• [WHAT IS REQUIRED]
Please write out exactly the lines from the one with "Extract the structured" through the end of the data below, both ends included, and omit any pictures.

Dataset rows for apps and sites
__________

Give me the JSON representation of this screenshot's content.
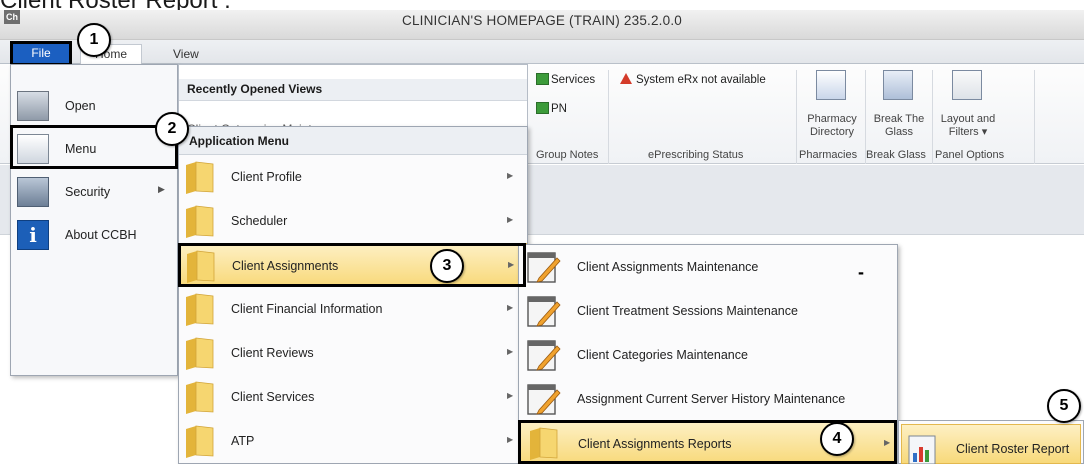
{
  "caption": "Client Roster Report :",
  "window": {
    "app_icon": "Ch",
    "title": "CLINICIAN'S HOMEPAGE (TRAIN) 235.2.0.0"
  },
  "tabs": {
    "file": "File",
    "home": "Home",
    "view": "View"
  },
  "ribbon": {
    "services": "Services",
    "pn": "PN",
    "group_notes": "Group Notes",
    "erx": "System eRx not available",
    "eprescribing_status": "ePrescribing Status",
    "pharmacy_directory": "Pharmacy Directory",
    "break_the_glass": "Break The Glass",
    "layout_filters": "Layout and Filters",
    "pharmacies": "Pharmacies",
    "break_glass": "Break Glass",
    "panel_options": "Panel Options"
  },
  "file_menu": {
    "items": [
      {
        "label": "Open",
        "icon": "open-icon"
      },
      {
        "label": "Menu",
        "icon": "menu-icon"
      },
      {
        "label": "Security",
        "icon": "security-icon"
      },
      {
        "label": "About CCBH",
        "icon": "info-icon"
      }
    ]
  },
  "recent": {
    "header": "Recently Opened Views",
    "item": "Client Categories Maintenance"
  },
  "app_menu": {
    "header": "Application Menu",
    "items": [
      {
        "label": "Client Profile"
      },
      {
        "label": "Scheduler"
      },
      {
        "label": "Client Assignments"
      },
      {
        "label": "Client Financial Information"
      },
      {
        "label": "Client Reviews"
      },
      {
        "label": "Client Services"
      },
      {
        "label": "ATP"
      }
    ]
  },
  "assignments_menu": {
    "items": [
      {
        "label": "Client Assignments Maintenance"
      },
      {
        "label": "Client Treatment Sessions Maintenance"
      },
      {
        "label": "Client Categories Maintenance"
      },
      {
        "label": "Assignment Current Server History Maintenance"
      },
      {
        "label": "Client Assignments Reports"
      }
    ]
  },
  "reports_menu": {
    "items": [
      {
        "label": "Client Roster Report"
      }
    ]
  },
  "steps": [
    "1",
    "2",
    "3",
    "4",
    "5"
  ],
  "colors": {
    "file_tab": "#1b5fc1",
    "highlight": "#f8d97a",
    "callout": "#000000"
  }
}
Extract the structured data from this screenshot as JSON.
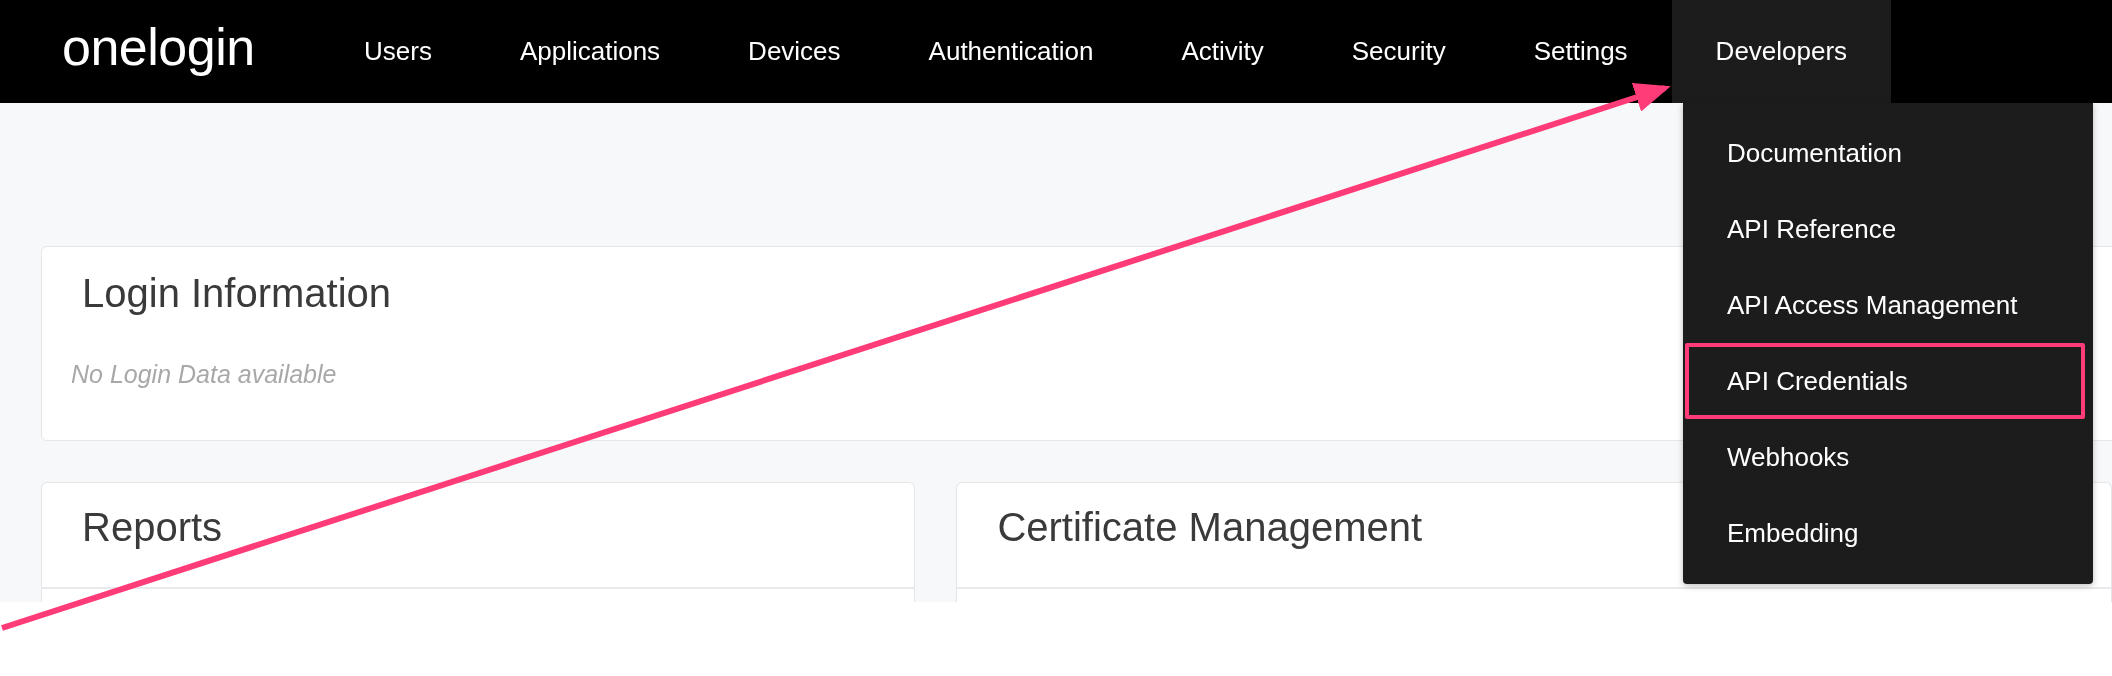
{
  "logo": "onelogin",
  "nav": [
    {
      "label": "Users",
      "selected": false
    },
    {
      "label": "Applications",
      "selected": false
    },
    {
      "label": "Devices",
      "selected": false
    },
    {
      "label": "Authentication",
      "selected": false
    },
    {
      "label": "Activity",
      "selected": false
    },
    {
      "label": "Security",
      "selected": false
    },
    {
      "label": "Settings",
      "selected": false
    },
    {
      "label": "Developers",
      "selected": true
    }
  ],
  "dropdown": [
    {
      "label": "Documentation",
      "highlighted": false
    },
    {
      "label": "API Reference",
      "highlighted": false
    },
    {
      "label": "API Access Management",
      "highlighted": false
    },
    {
      "label": "API Credentials",
      "highlighted": true
    },
    {
      "label": "Webhooks",
      "highlighted": false
    },
    {
      "label": "Embedding",
      "highlighted": false
    }
  ],
  "login_card": {
    "title": "Login Information",
    "empty_text": "No Login Data available"
  },
  "cards": [
    {
      "title": "Reports"
    },
    {
      "title": "Certificate Management"
    }
  ]
}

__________

• [FINAL ANSWER]
Extract the structured data from this screenshot as JSON.
{
  "logo": "onelogin",
  "nav": [
    {
      "label": "Users",
      "selected": false
    },
    {
      "label": "Applications",
      "selected": false
    },
    {
      "label": "Devices",
      "selected": false
    },
    {
      "label": "Authentication",
      "selected": false
    },
    {
      "label": "Activity",
      "selected": false
    },
    {
      "label": "Security",
      "selected": false
    },
    {
      "label": "Settings",
      "selected": false
    },
    {
      "label": "Developers",
      "selected": true
    }
  ],
  "dropdown": [
    {
      "label": "Documentation",
      "highlighted": false
    },
    {
      "label": "API Reference",
      "highlighted": false
    },
    {
      "label": "API Access Management",
      "highlighted": false
    },
    {
      "label": "API Credentials",
      "highlighted": true
    },
    {
      "label": "Webhooks",
      "highlighted": false
    },
    {
      "label": "Embedding",
      "highlighted": false
    }
  ],
  "login_card": {
    "title": "Login Information",
    "empty_text": "No Login Data available"
  },
  "cards": [
    {
      "title": "Reports"
    },
    {
      "title": "Certificate Management"
    }
  ]
}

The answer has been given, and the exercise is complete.